3. 60-S hair counts

The technique comprises of the following four steps:

1) Before shampooing, comb your hair for 60 s over a pillow or sheet of contrasting color to your hair, starting with the comb at the back top of the scalp and moving the comb forward to the front of the scalp.

2) Repeat the procedure before three consecutive shampooings (e.g., if you shampoo every other day, then repeat the procedure every other day) and always use the same comb or brush.

3) Count the number of hairs in the comb or brush and on the pillow after each hair count and record.

4) Repeat the above procedure monthly and bring the results to your dermatologist.

Merits and demerits (daily hair counts, wash test, 60-S hair counts)

Performing a hair count is tedious and time-consuming for the patient. But, it is something patients can do on their own and monitor their progress. The method is very subjective and it is usually difficult to come to a certain diagnosis. The number-100-is arbitrary. No clinical study or standardized method has validated the number 100. Whether 100 pertains to both men and women and whether or not the hair shedding changes with age has also not been established. In personal observation, various estimates for normal hair shedding have ranged from 10 to 250!

In a study of 404 females without hair or scalp disease, daily lost hair was collected over 6 weeks, where the mean hair loss rate was found to range from 28 to 35 per day. Also, fewer than 50 hairs can be significantly abnormal in a patient having lost 50% of his/her hair volume.

Diagnostic definitions for cut-offs cannot be established for wash test as vellus hair count on the surface does not correlate with actual vellus hair counts (on scalp biopsy), as many vellus hair follicles fail to reach the scalp surface.

It is cumbersome for the patient to abstain from shampooing for 7 days.

We advise daily hair collection over 4 days after last shampooing in our center. Also, daily hair counts more than 70 are further probed into.

Falsely elevated numbers in 'daily hair counts' and the '60-s hair counts' tests could be due to hair breakage during combing.

These techniques, although easy to perform and inexpensive, are neither standardized nor diagnostic. They however give the clinician an estimate of the amount of hair shedding. Also, the 60-s hair counts cannot adequately measure the number of hairs shed from the lateral and posterior portions of the scalp.

4. Pull test

This is also known as the 'traction test' or 'Sabouraud's sign' or the 'pull-out sign.'

Approximately 20-60 hairs are grasped between the thumb, index and middle fingers from the base of the hairs near the scalp and firmly, but not forcefully, tugged away from the scalp. If more than 10% hairs are pulled away from the scalp, this constitutes a positive pull test and implies active hair shedding. The patient must not shampoo for at least a day prior to the pull test (Fig. 2).

Merits and demerits

This test is based on the concept of 'gentle' pulling of the hair to bring about shedding of telogen hairs. It helps to assess the severity and location of hair loss.
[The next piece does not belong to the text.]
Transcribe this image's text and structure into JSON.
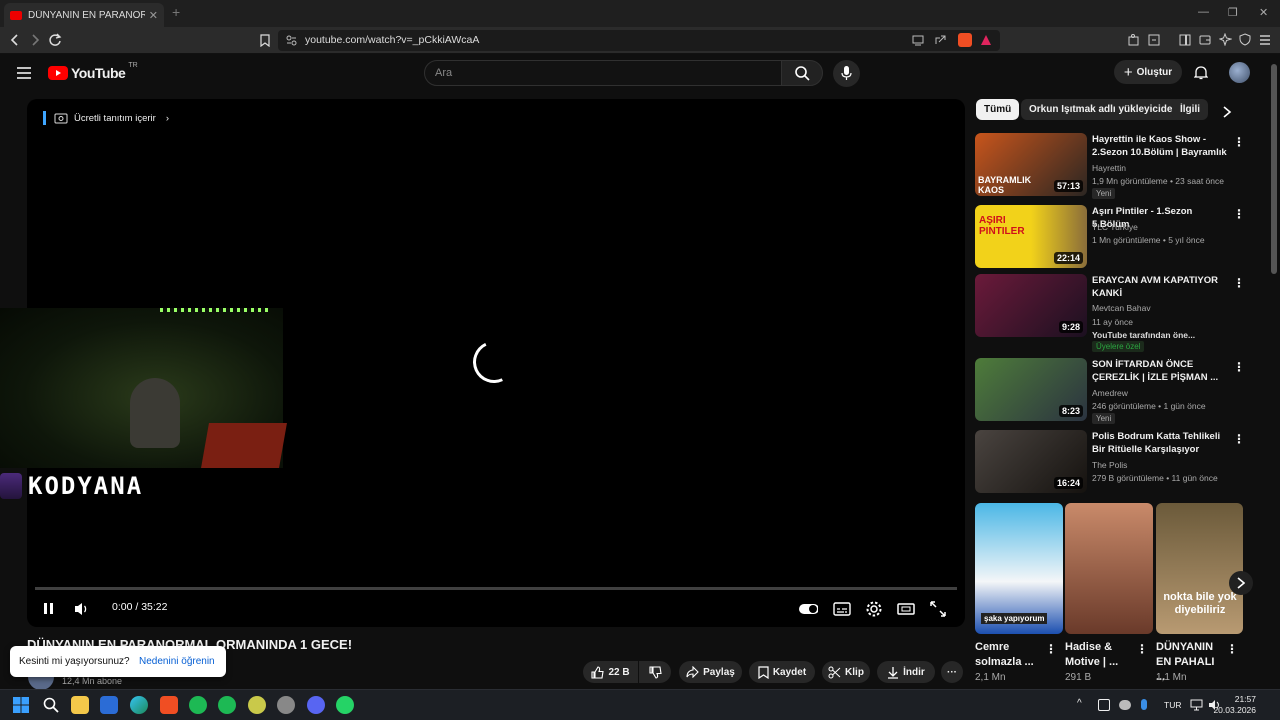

The test is positive in cases of telogen effluvium, anagen effluvium, loose anagen syndrome, early cases of patterned alopecia and at the advancing edge of alopecia areata. In cases of acute telogen effluvium, the pull test is positive over the entire scalp whereas in cases of AGA, it could usually be positive over the area of thinning.

The extraction of anagen hairs with thickened root sheaths strongly suggests cicatricial alopecia, even if the pull test does not reveal increased hair loss. Therefore, even though only a few hairs may be extracted, the pull test is always regarded as pathological if anagen hairs are present.

Hair pull tests vary from person to person. It is a very rough method and difficult to standardize as it is subject to so much interindividual variation among investigators. The pulling force is not distributed uniformly all over the whole bundle, which creates variation in the pulling force from one hair to another. It is also difficult to approximate the number of hairs grasped, thereby leading to false inference of the test. Moreover, negative tests do not exclude the diagnosis.